Good Reading : November 2006
18 goodreading ı NOVEMBER 2006 The description of the signs and symptoms of Smike’s tubercu- losis given by Charles Dickens in his 1839 book Nicholas Nickelby was regarded as being so accurate that at least two medical textbooks of the era, Miller’s Principles of Surgery, published in 1850, and Aitkins’s Science and Practice of Medicine, published in 1864, quoted it verbatim in their texts. Dickens called it the ‘dread disease’, most people referred to it as ‘consumption’ or ‘phthisis’; both mean wasting. Quite apart from his tuberculosis, Smirk was a tragic figure in his own right. Intellectually impaired, he was beaten mercilessly by Wackford Squeers at his educational hell-hole, Dotheboys Hall, until he ran away with Nickelby.

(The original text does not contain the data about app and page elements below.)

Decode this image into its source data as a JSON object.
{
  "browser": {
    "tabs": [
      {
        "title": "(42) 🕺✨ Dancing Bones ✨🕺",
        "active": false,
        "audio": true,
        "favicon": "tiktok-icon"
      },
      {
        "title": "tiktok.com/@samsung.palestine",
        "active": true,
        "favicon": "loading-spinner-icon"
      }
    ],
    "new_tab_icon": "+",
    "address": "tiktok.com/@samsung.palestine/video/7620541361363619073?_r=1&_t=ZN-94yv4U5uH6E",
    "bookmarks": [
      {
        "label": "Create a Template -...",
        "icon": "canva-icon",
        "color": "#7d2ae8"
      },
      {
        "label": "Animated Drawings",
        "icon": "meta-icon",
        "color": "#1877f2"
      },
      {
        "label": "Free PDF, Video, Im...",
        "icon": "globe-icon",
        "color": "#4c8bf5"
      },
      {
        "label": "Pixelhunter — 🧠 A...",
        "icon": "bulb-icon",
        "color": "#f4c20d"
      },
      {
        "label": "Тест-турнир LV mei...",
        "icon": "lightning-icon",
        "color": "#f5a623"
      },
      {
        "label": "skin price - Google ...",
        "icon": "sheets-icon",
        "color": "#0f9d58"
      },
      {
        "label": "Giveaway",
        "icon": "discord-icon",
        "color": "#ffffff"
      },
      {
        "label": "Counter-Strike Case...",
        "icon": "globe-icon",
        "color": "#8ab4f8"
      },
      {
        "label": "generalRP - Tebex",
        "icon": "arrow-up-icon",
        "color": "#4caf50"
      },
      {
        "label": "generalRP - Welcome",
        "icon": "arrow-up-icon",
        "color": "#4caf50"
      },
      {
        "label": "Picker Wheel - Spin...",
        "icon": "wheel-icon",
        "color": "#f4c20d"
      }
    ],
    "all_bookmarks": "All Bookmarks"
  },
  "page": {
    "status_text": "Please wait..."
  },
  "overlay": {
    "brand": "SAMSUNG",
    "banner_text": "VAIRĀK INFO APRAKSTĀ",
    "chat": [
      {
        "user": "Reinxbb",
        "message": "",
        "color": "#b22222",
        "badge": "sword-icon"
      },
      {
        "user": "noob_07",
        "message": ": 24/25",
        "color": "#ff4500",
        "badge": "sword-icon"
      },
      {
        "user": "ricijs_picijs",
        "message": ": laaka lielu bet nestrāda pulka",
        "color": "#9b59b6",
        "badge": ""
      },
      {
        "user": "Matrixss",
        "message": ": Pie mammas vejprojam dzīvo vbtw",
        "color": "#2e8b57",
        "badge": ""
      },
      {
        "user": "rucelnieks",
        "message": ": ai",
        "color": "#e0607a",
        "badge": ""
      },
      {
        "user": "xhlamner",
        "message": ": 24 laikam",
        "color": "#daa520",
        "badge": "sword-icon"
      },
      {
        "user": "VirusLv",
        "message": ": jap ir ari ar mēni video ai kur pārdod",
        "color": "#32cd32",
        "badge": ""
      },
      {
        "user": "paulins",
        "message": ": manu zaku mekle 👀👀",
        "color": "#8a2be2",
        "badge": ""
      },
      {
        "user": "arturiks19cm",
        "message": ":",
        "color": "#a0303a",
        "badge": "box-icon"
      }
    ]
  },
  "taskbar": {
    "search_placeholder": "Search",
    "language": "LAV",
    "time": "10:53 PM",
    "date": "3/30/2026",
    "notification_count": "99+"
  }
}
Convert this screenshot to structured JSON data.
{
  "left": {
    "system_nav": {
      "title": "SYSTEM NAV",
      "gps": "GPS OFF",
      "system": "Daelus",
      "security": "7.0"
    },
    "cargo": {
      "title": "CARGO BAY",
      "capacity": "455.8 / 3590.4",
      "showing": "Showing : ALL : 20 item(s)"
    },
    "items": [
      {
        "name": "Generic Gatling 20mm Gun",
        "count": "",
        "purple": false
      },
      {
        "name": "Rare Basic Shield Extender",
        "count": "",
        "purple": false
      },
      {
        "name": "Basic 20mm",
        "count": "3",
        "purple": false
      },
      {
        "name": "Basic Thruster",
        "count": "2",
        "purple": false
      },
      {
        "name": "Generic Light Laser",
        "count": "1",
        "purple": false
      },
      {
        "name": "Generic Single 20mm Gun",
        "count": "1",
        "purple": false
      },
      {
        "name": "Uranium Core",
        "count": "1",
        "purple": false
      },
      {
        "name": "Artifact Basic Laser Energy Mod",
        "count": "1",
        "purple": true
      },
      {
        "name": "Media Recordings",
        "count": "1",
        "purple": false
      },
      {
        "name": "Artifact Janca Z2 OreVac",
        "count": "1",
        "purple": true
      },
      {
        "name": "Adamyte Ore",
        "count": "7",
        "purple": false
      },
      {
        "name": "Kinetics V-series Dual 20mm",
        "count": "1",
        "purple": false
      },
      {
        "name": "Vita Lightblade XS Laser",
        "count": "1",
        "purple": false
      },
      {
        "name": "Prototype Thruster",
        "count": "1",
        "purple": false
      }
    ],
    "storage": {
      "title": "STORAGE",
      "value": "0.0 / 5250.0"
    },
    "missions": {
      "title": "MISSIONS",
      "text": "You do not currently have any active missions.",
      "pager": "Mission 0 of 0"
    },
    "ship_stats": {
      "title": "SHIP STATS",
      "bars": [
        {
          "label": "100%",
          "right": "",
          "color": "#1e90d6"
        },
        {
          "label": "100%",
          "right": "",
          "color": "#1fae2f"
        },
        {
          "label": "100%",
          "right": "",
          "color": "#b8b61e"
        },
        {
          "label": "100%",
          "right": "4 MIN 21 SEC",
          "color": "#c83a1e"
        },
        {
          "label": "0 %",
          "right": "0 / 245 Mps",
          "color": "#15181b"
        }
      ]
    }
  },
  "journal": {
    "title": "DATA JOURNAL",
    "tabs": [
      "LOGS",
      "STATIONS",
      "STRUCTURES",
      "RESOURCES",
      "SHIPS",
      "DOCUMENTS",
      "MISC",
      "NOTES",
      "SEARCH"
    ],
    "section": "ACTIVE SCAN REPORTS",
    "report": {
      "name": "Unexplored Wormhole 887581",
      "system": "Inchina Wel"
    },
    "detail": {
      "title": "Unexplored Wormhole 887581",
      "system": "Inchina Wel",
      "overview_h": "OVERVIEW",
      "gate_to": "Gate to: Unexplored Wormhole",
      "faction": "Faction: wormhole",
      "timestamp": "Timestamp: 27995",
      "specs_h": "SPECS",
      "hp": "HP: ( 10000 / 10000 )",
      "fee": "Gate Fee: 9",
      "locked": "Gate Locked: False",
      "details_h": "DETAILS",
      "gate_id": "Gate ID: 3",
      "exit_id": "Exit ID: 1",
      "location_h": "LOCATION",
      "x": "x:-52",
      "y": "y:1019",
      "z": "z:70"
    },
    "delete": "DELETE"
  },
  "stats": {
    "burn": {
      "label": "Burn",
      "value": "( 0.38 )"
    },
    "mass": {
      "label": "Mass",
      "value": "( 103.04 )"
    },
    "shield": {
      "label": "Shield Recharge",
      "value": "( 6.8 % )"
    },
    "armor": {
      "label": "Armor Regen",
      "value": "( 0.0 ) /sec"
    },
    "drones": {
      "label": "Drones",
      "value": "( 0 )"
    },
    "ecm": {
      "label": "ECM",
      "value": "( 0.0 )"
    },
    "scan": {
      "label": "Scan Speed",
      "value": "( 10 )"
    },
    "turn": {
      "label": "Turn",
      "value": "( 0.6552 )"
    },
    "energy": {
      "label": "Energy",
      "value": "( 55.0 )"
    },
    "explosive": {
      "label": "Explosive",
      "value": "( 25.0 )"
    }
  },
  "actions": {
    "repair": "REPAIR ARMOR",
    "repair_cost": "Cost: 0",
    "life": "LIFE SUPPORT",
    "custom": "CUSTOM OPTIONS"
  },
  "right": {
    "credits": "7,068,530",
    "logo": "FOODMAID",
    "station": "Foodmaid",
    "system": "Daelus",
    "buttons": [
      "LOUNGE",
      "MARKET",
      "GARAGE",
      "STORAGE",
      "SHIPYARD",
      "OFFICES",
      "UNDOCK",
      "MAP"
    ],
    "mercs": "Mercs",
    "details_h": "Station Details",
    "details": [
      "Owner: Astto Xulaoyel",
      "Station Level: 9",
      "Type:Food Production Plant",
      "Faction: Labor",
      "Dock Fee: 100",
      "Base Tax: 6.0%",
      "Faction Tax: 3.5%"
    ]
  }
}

His health slowly deteriorated, and his malady was described by Dickens in these ter ms: ‘It was no complaint or mur mur on the part of the poor fellow himself that disturbed them. ... But there were times ... when the sunken eye was too bright, the hollow cheek too flushed, the breath too thick and heavy in its course, the frame too feeble and exhausted, to escape their regard and notice ... the mortal part wastes and withers away, so that the spirit grows light and sanguine.’ That is a great description of the chronic and, at the time, usually fatal dis- ease.What Dickens did not mention was the coughing up of blood, a symptom which poor old Smirk would probably have suffered before his eventual demise. As evidenced in the infected and deformed bones from archaeological sites, up to about World War II tubercu- losis, or the White Plague as it was often styled, was the single greatest killer in the civilised world.With the discovery of streptomycin in the late 1940s by the Russian-born American Selman Waksman, the disease met its match. Incidence has faded since, but in the recent past it has had something of a renaissance, mainly in AIDS victims due to the suppres- sion of their body’s defence mechanism. Another of Dickens’s characters who was probably a sufferer was Tim Crachett, better known as Tiny Tim. The youngest of four children, Tiny Tim is well described in Dickens’s 1843 novella, A Christmas Carol, during Ebenezer Scrooge’s second spiritual visit. Dickens categorical maladies&madness JIM LEAVESLEY has specialised in writing about the afflictions suffered by the rich and famous throughout history. Here he turns his gimlet medical eye onto the symptoms of illness described by writers of classic fiction: Charles Dickens, Victor Hugo and Charlotte Brontë. Main image from cover of Notre Dame De Paris by Victor Hugo; left Selman Waksman; right Prosper Ménière.
December / January 2007